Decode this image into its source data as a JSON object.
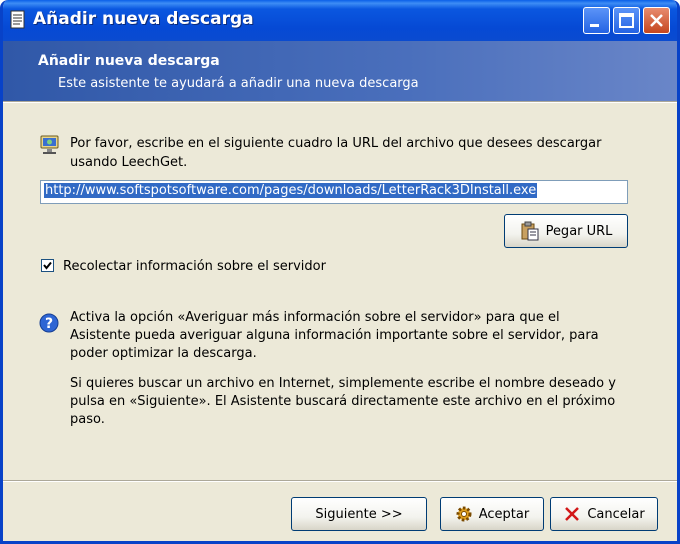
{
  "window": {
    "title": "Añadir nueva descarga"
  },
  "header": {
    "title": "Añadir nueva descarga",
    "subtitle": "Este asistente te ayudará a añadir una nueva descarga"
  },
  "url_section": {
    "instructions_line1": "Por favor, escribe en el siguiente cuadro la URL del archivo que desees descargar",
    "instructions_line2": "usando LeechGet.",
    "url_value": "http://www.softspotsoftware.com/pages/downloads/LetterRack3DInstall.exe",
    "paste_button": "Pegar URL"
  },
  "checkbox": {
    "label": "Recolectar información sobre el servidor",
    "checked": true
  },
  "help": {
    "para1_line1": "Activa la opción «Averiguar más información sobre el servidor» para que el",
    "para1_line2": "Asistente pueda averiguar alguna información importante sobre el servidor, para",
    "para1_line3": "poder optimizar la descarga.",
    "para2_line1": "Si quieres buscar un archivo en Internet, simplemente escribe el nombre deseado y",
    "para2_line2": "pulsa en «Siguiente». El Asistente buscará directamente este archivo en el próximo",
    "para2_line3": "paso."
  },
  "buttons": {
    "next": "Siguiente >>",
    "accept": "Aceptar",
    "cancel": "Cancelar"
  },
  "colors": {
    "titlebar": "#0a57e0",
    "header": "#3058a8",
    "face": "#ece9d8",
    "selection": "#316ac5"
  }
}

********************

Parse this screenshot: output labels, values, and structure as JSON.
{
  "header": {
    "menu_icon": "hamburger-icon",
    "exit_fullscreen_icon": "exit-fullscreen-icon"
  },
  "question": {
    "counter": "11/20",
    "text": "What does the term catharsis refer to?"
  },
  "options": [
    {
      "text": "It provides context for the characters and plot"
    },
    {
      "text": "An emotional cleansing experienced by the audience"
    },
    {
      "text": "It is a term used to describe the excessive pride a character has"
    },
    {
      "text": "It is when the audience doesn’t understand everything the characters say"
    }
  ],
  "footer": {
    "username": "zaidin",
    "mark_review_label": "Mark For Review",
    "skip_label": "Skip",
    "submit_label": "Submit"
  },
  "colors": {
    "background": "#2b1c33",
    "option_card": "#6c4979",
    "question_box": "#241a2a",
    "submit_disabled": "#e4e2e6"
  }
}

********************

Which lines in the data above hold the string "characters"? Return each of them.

      "text": "It provides context for the characters and plot"
      "text": "It is when the audience doesn’t understand everything the characters say"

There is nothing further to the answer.